#### [Material to process]
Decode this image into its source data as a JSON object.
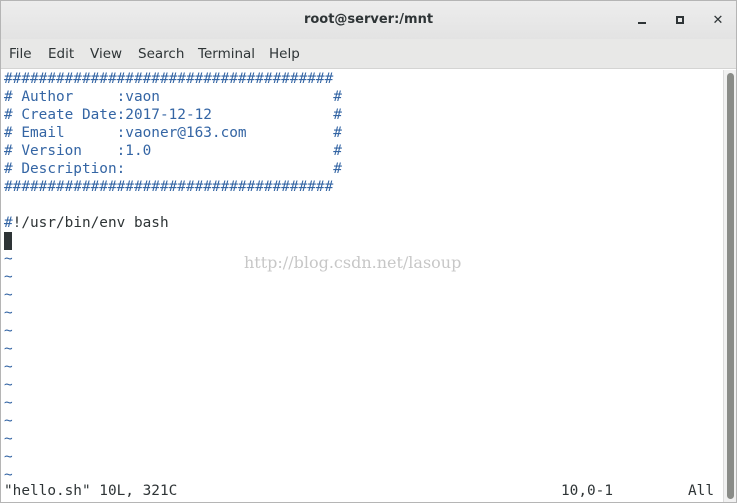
{
  "window": {
    "title": "root@server:/mnt"
  },
  "menu": {
    "items": [
      "File",
      "Edit",
      "View",
      "Search",
      "Terminal",
      "Help"
    ]
  },
  "editor": {
    "lines": [
      "######################################",
      "# Author     :vaon                    #",
      "# Create Date:2017-12-12              #",
      "# Email      :vaoner@163.com          #",
      "# Version    :1.0                     #",
      "# Description:                        #",
      "######################################",
      ""
    ],
    "shebang_hash": "#",
    "shebang_rest": "!/usr/bin/env bash",
    "tilde": "~",
    "tilde_count": 13,
    "watermark": "http://blog.csdn.net/lasoup"
  },
  "status": {
    "file_info": "\"hello.sh\" 10L, 321C",
    "position": "10,0-1",
    "scroll": "All"
  },
  "colors": {
    "comment": "#3465a4",
    "text": "#2e3436"
  },
  "icons": {
    "minimize": "minimize-icon",
    "maximize": "maximize-icon",
    "close": "close-icon"
  }
}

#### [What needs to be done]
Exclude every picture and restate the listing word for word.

#### [Written answer]
Decode this image into its source data as a JSON object.
{
  "window": {
    "title": "root@server:/mnt"
  },
  "menu": {
    "items": [
      "File",
      "Edit",
      "View",
      "Search",
      "Terminal",
      "Help"
    ]
  },
  "editor": {
    "lines": [
      "######################################",
      "# Author     :vaon                    #",
      "# Create Date:2017-12-12              #",
      "# Email      :vaoner@163.com          #",
      "# Version    :1.0                     #",
      "# Description:                        #",
      "######################################",
      ""
    ],
    "shebang_hash": "#",
    "shebang_rest": "!/usr/bin/env bash",
    "tilde": "~",
    "tilde_count": 13,
    "watermark": "http://blog.csdn.net/lasoup"
  },
  "status": {
    "file_info": "\"hello.sh\" 10L, 321C",
    "position": "10,0-1",
    "scroll": "All"
  },
  "colors": {
    "comment": "#3465a4",
    "text": "#2e3436"
  },
  "icons": {
    "minimize": "minimize-icon",
    "maximize": "maximize-icon",
    "close": "close-icon"
  }
}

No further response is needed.